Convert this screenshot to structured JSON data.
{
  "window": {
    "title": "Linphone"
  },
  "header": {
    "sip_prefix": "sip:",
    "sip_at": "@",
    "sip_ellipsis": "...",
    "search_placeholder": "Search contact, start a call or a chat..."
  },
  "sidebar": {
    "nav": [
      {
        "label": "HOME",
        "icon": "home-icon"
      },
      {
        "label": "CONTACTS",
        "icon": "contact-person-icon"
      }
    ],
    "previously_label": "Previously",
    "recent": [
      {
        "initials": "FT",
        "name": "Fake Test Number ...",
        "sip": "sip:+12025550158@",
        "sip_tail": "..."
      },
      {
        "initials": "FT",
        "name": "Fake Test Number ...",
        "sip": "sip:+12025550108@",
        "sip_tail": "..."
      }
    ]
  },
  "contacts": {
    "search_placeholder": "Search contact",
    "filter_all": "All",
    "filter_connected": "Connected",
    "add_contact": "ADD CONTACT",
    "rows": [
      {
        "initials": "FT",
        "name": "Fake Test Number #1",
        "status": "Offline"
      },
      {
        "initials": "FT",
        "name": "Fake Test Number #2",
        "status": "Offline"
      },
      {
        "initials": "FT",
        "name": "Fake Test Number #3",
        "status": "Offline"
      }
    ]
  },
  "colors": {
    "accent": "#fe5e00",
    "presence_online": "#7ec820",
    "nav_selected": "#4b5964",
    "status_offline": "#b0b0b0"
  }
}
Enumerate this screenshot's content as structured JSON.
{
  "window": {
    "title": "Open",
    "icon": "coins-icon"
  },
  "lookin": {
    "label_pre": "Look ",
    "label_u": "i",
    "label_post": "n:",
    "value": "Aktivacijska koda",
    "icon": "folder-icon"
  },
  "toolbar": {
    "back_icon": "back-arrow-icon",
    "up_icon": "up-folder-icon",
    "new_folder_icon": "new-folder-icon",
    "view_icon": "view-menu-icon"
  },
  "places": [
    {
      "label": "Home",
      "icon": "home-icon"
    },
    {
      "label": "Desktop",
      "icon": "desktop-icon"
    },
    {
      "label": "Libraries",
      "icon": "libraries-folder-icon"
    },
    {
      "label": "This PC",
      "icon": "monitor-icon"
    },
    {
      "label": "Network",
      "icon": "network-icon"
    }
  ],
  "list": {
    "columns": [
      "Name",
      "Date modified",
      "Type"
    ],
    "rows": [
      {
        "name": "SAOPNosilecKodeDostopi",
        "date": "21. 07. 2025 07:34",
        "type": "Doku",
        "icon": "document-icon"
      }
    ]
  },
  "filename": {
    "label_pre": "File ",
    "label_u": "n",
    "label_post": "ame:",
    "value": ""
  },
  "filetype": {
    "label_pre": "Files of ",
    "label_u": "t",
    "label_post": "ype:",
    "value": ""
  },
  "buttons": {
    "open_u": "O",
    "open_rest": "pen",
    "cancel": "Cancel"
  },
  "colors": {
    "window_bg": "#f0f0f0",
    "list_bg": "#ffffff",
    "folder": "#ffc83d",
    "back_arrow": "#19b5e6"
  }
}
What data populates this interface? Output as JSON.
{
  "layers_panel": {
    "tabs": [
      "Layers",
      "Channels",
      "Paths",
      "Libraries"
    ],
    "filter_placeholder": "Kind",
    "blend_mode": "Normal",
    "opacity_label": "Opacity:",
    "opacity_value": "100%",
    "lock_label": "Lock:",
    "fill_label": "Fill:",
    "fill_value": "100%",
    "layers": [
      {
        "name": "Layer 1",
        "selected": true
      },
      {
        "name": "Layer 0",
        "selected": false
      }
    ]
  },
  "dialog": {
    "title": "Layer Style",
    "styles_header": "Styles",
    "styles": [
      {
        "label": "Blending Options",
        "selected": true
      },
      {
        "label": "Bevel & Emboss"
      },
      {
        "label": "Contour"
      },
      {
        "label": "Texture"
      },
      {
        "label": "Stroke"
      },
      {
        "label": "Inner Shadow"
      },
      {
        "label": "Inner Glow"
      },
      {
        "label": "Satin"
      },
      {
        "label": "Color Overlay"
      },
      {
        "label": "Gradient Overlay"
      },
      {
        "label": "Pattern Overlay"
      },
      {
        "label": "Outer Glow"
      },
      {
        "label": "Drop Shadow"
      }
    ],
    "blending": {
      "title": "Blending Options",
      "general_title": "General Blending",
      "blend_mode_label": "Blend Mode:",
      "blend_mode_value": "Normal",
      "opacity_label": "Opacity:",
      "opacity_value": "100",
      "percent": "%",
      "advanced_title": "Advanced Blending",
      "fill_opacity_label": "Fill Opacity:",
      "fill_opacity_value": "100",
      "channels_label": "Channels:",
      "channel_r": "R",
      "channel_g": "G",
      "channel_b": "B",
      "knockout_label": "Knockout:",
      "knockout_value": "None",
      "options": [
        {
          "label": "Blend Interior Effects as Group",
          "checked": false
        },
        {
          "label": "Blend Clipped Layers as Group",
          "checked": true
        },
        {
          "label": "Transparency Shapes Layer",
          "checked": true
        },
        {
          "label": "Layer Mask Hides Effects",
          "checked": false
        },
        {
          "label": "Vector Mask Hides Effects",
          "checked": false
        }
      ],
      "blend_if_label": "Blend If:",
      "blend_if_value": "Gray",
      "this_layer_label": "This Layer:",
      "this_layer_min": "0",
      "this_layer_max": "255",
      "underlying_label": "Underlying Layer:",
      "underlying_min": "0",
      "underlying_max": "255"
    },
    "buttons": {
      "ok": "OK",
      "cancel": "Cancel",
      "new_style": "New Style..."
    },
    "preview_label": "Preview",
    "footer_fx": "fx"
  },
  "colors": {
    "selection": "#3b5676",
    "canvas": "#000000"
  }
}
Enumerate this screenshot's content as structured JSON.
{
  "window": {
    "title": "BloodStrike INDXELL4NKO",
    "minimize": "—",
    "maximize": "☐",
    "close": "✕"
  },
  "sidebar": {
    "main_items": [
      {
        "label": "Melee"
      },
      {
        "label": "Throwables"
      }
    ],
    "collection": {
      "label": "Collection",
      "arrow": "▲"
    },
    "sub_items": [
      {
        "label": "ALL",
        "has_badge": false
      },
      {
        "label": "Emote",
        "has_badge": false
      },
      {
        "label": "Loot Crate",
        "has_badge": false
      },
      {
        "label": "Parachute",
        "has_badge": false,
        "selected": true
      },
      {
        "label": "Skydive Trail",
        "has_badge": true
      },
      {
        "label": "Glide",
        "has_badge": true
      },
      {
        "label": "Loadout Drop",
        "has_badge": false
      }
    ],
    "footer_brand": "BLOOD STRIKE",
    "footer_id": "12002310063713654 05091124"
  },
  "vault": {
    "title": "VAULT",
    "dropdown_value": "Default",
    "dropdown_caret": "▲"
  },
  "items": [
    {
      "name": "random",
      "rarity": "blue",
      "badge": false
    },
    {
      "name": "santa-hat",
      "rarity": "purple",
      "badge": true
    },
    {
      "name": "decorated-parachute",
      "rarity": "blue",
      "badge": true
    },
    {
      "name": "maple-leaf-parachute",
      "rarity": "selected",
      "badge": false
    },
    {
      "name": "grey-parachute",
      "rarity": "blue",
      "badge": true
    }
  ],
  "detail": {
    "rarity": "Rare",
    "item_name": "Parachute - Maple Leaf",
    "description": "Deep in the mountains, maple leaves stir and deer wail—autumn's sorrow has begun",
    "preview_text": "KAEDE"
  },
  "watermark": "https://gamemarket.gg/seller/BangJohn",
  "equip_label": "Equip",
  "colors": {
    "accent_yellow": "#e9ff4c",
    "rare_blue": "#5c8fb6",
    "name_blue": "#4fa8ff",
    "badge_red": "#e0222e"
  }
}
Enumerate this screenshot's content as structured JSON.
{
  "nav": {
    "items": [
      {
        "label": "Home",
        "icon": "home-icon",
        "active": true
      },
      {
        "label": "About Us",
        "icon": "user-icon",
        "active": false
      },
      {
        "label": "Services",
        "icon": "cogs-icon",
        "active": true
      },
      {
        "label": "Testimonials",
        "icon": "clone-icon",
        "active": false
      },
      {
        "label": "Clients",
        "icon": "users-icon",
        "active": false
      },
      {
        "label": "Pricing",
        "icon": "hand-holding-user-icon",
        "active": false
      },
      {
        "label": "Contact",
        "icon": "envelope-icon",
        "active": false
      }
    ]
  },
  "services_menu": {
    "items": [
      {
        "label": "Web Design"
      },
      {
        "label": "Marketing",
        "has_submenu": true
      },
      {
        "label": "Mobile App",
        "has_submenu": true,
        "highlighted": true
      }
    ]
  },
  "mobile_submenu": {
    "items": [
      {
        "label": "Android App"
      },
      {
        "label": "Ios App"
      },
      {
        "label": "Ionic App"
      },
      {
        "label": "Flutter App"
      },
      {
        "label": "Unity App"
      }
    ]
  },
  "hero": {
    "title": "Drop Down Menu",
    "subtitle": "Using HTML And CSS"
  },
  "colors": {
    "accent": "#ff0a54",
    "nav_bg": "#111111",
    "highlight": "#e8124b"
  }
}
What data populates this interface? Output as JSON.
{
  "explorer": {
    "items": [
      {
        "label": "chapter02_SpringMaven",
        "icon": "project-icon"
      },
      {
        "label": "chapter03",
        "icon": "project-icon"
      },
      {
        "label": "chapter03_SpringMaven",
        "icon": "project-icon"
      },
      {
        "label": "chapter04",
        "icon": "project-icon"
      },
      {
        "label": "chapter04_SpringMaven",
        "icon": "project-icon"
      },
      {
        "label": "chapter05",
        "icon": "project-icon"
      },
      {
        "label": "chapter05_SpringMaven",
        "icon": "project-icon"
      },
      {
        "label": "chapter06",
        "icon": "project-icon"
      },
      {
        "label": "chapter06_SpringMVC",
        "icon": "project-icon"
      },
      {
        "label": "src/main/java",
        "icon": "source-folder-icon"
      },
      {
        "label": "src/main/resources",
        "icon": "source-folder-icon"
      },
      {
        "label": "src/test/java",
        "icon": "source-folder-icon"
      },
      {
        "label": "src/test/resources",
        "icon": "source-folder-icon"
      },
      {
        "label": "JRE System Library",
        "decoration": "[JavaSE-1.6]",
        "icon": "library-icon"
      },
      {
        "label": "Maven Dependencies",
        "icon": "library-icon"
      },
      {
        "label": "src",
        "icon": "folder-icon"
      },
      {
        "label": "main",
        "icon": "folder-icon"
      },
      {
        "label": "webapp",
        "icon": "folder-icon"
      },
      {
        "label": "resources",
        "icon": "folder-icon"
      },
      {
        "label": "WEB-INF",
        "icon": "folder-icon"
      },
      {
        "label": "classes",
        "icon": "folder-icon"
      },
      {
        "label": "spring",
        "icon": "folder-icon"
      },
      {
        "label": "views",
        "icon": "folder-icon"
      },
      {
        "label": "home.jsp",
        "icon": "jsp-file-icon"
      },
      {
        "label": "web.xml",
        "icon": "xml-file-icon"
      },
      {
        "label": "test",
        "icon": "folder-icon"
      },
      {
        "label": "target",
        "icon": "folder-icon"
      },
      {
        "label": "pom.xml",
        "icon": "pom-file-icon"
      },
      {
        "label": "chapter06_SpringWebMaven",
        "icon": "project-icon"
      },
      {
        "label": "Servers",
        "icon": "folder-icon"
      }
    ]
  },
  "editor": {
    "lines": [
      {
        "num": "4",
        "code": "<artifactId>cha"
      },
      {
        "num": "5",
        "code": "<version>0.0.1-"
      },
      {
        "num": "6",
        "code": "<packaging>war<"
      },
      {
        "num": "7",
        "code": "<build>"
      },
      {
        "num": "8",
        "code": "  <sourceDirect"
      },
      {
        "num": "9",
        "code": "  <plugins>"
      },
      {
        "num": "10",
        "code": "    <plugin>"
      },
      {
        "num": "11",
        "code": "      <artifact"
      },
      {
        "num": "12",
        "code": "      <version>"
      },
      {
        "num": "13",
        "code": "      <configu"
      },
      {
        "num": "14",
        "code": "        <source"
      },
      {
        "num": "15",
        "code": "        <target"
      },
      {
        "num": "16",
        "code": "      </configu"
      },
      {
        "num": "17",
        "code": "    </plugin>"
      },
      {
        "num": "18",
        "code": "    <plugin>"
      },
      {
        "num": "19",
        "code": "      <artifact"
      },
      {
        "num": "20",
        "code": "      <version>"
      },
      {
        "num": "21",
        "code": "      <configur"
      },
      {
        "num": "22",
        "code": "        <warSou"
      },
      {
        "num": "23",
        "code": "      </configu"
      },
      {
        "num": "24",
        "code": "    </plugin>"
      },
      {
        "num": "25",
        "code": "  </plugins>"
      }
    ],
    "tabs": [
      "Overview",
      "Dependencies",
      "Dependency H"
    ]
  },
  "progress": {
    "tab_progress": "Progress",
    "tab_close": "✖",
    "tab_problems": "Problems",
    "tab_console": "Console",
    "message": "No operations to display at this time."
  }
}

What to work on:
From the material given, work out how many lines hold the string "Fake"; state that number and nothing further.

Solved exercise:
5